• [Exercise brief] Give the entries again, word for word.

• [Records provided]
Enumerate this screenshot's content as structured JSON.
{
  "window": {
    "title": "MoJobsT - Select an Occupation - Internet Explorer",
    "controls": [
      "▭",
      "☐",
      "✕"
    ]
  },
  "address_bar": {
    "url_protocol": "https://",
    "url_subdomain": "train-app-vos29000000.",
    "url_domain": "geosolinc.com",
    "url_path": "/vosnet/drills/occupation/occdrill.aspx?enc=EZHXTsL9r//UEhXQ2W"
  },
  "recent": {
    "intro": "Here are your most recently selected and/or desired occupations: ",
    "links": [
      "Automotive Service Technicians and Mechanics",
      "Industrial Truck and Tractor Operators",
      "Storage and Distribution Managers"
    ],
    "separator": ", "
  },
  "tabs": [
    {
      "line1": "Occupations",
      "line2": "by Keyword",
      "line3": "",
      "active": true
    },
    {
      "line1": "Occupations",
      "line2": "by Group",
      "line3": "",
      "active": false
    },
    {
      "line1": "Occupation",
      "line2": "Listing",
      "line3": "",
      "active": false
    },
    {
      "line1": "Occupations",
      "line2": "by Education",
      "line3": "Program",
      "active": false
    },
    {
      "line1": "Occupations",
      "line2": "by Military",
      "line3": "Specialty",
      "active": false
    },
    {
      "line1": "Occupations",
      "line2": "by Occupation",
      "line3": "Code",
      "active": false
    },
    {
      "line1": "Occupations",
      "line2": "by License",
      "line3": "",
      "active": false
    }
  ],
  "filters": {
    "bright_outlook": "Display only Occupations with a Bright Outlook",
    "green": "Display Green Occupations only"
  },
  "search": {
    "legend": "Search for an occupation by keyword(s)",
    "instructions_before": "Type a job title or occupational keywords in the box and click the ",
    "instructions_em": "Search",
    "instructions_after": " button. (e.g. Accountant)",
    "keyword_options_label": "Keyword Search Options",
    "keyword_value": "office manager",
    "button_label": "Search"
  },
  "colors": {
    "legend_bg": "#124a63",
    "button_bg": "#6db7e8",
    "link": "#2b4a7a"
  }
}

• [Task solution]
Enumerate this screenshot's content as structured JSON.
{
  "window": {
    "title": "MoJobsT - Select an Occupation - Internet Explorer",
    "controls": [
      "▭",
      "☐",
      "✕"
    ]
  },
  "address_bar": {
    "url_protocol": "https://",
    "url_subdomain": "train-app-vos29000000.",
    "url_domain": "geosolinc.com",
    "url_path": "/vosnet/drills/occupation/occdrill.aspx?enc=EZHXTsL9r//UEhXQ2W"
  },
  "recent": {
    "intro": "Here are your most recently selected and/or desired occupations: ",
    "links": [
      "Automotive Service Technicians and Mechanics",
      "Industrial Truck and Tractor Operators",
      "Storage and Distribution Managers"
    ],
    "separator": ", "
  },
  "tabs": [
    {
      "line1": "Occupations",
      "line2": "by Keyword",
      "line3": "",
      "active": true
    },
    {
      "line1": "Occupations",
      "line2": "by Group",
      "line3": "",
      "active": false
    },
    {
      "line1": "Occupation",
      "line2": "Listing",
      "line3": "",
      "active": false
    },
    {
      "line1": "Occupations",
      "line2": "by Education",
      "line3": "Program",
      "active": false
    },
    {
      "line1": "Occupations",
      "line2": "by Military",
      "line3": "Specialty",
      "active": false
    },
    {
      "line1": "Occupations",
      "line2": "by Occupation",
      "line3": "Code",
      "active": false
    },
    {
      "line1": "Occupations",
      "line2": "by License",
      "line3": "",
      "active": false
    }
  ],
  "filters": {
    "bright_outlook": "Display only Occupations with a Bright Outlook",
    "green": "Display Green Occupations only"
  },
  "search": {
    "legend": "Search for an occupation by keyword(s)",
    "instructions_before": "Type a job title or occupational keywords in the box and click the ",
    "instructions_em": "Search",
    "instructions_after": " button. (e.g. Accountant)",
    "keyword_options_label": "Keyword Search Options",
    "keyword_value": "office manager",
    "button_label": "Search"
  },
  "colors": {
    "legend_bg": "#124a63",
    "button_bg": "#6db7e8",
    "link": "#2b4a7a"
  }
}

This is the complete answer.